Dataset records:
----

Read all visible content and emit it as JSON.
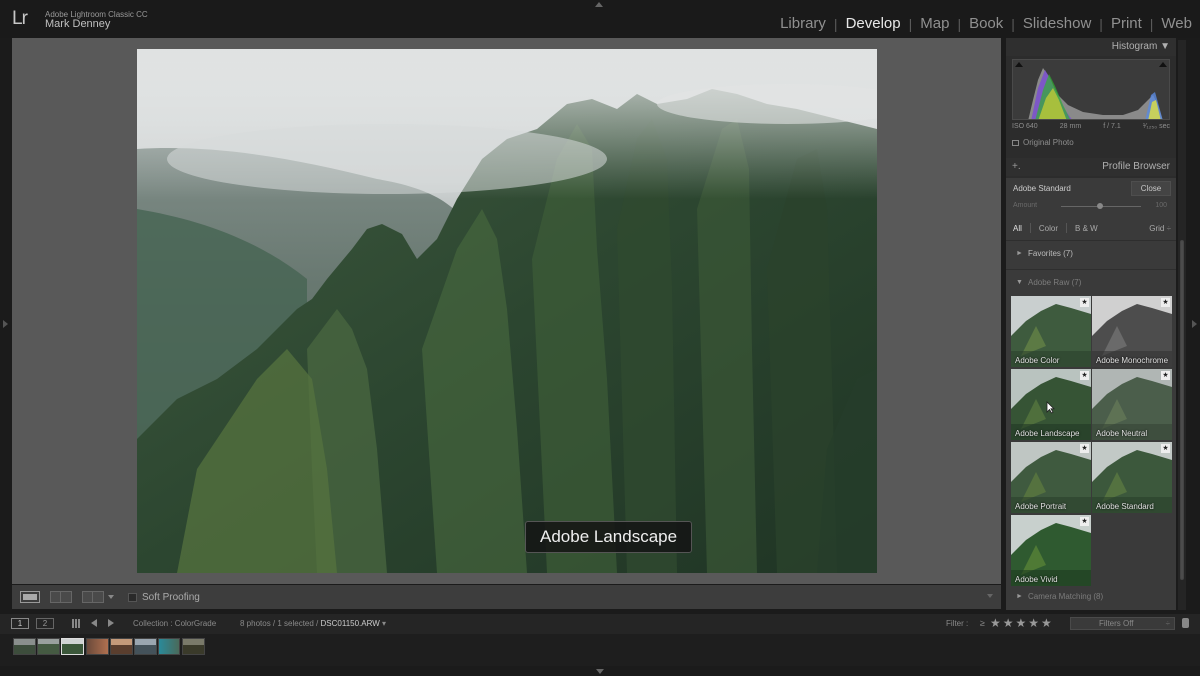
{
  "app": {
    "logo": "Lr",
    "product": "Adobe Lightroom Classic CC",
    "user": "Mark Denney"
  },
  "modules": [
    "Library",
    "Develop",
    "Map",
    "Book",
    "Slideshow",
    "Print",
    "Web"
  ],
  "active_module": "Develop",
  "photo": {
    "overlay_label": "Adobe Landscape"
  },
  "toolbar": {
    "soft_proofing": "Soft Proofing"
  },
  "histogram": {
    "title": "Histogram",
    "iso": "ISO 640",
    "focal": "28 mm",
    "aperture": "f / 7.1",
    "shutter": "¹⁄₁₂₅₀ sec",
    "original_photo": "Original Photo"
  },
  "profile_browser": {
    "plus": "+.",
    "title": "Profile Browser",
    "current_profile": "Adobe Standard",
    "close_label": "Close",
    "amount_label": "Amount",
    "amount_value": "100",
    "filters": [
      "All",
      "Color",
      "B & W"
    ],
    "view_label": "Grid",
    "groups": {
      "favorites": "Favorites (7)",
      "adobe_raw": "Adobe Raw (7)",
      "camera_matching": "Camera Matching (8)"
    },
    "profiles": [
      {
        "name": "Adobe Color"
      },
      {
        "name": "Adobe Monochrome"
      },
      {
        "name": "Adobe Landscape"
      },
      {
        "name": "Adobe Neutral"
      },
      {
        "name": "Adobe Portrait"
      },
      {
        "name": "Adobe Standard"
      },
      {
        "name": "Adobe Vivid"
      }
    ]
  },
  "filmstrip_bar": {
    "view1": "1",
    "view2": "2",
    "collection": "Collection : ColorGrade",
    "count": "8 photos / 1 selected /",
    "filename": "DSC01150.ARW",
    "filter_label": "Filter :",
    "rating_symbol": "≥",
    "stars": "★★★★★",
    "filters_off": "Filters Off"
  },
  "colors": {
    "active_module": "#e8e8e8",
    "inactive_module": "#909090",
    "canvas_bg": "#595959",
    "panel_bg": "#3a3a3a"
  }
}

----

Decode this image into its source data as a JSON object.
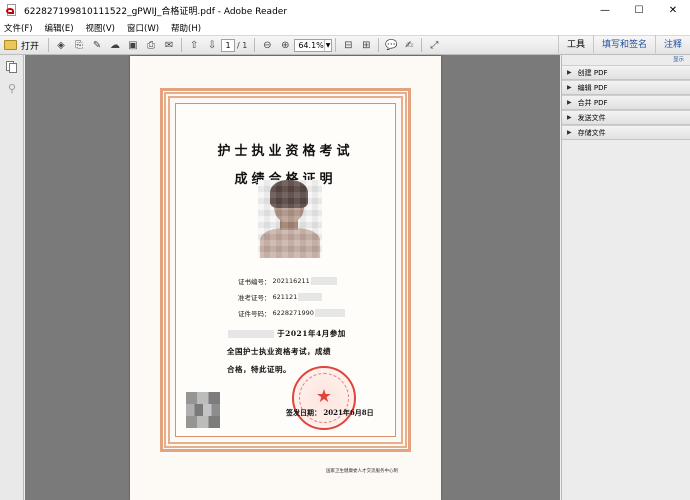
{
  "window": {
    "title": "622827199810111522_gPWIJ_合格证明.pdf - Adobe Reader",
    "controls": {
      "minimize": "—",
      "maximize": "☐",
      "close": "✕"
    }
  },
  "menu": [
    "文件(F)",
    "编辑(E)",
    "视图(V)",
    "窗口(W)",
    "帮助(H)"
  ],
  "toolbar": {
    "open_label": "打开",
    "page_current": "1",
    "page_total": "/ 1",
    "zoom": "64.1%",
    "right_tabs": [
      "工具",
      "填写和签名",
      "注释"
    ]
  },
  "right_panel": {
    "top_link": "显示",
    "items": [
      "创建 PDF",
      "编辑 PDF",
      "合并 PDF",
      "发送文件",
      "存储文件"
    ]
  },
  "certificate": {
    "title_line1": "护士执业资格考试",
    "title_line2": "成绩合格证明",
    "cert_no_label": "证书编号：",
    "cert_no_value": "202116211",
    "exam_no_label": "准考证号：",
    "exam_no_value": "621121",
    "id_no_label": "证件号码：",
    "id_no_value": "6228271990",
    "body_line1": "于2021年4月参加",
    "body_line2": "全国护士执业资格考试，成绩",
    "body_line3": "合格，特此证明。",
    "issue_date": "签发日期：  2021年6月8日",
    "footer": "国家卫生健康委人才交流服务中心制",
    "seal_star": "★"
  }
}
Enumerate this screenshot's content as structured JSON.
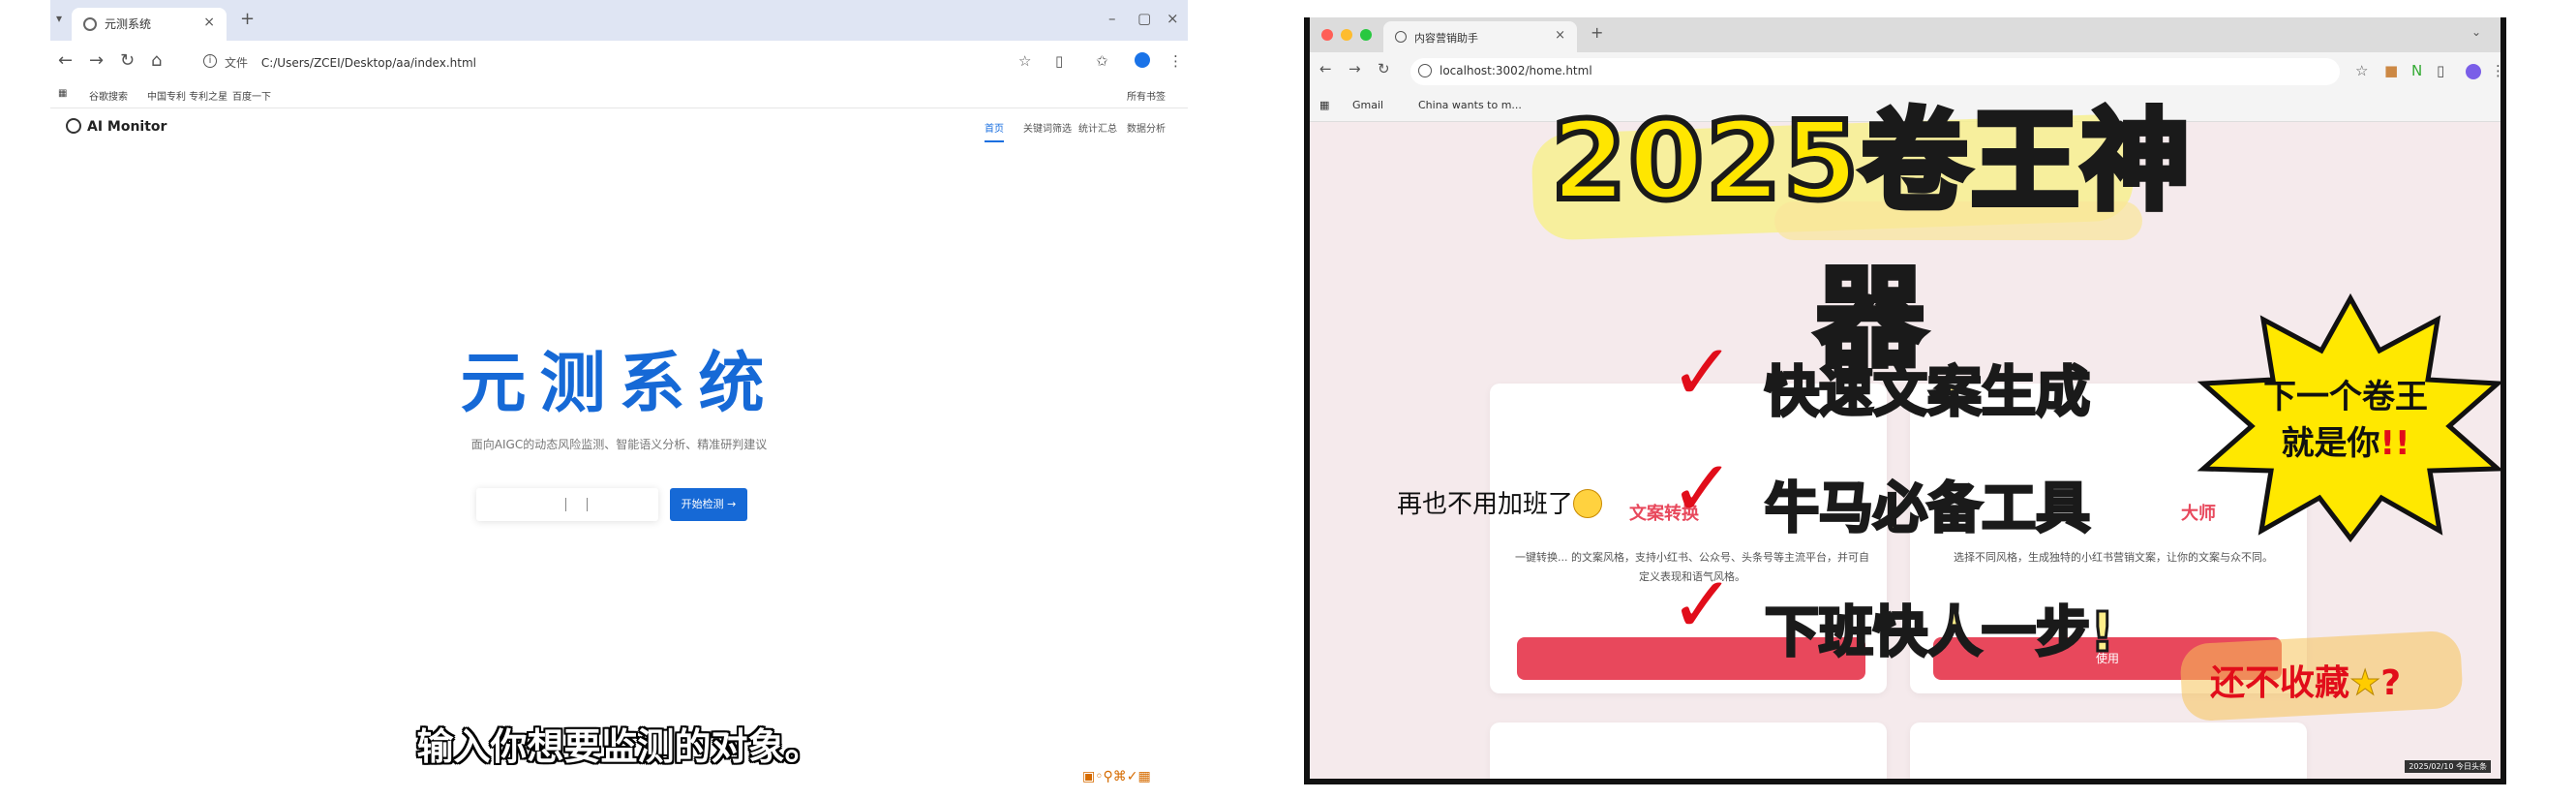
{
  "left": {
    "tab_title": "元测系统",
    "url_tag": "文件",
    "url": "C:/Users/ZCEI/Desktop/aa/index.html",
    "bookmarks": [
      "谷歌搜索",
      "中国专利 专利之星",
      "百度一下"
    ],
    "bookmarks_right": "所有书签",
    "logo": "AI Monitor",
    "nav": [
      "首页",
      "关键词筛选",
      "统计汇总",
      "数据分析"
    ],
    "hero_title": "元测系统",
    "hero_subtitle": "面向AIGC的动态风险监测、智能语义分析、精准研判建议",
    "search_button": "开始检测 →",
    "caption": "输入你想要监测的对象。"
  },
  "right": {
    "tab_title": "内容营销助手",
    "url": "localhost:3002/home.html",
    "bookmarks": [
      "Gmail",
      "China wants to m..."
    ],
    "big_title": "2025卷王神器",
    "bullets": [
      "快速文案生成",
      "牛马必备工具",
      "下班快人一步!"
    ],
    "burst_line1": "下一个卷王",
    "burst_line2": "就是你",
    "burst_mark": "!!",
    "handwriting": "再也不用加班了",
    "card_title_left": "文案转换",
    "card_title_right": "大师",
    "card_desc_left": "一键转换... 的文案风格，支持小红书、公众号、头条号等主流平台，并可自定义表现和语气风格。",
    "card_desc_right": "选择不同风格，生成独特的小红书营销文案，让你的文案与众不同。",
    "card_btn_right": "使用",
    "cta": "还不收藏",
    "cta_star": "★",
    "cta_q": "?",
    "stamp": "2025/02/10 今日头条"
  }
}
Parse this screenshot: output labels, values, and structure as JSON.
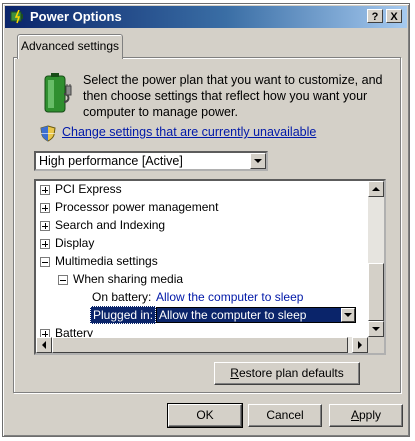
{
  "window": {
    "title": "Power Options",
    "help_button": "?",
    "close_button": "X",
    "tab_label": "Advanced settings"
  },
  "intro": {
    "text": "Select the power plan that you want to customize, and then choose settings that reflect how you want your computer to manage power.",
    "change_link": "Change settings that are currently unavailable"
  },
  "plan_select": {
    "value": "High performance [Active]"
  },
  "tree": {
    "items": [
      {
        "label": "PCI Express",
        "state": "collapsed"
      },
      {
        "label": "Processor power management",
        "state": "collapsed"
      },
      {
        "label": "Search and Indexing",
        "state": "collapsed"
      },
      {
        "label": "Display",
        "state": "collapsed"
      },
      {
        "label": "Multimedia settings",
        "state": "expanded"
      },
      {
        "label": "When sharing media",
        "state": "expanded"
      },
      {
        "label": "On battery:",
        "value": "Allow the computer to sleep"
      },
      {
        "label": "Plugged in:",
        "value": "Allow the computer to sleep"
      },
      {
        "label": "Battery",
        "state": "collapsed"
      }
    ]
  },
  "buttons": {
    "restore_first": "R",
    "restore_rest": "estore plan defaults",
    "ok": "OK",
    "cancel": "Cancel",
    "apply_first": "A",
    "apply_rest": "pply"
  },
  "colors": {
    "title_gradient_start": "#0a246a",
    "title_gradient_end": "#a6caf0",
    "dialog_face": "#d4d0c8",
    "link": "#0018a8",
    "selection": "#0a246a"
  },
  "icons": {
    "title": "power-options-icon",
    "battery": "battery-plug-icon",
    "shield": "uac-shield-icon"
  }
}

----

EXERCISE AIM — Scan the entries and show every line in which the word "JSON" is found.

EXPECTED OUTPUT —
Read all visible content and emit it as JSON.
Decode this image into its source data as a JSON object.
Enumerate this screenshot's content as structured JSON.
Parse this screenshot: output labels, values, and structure as JSON.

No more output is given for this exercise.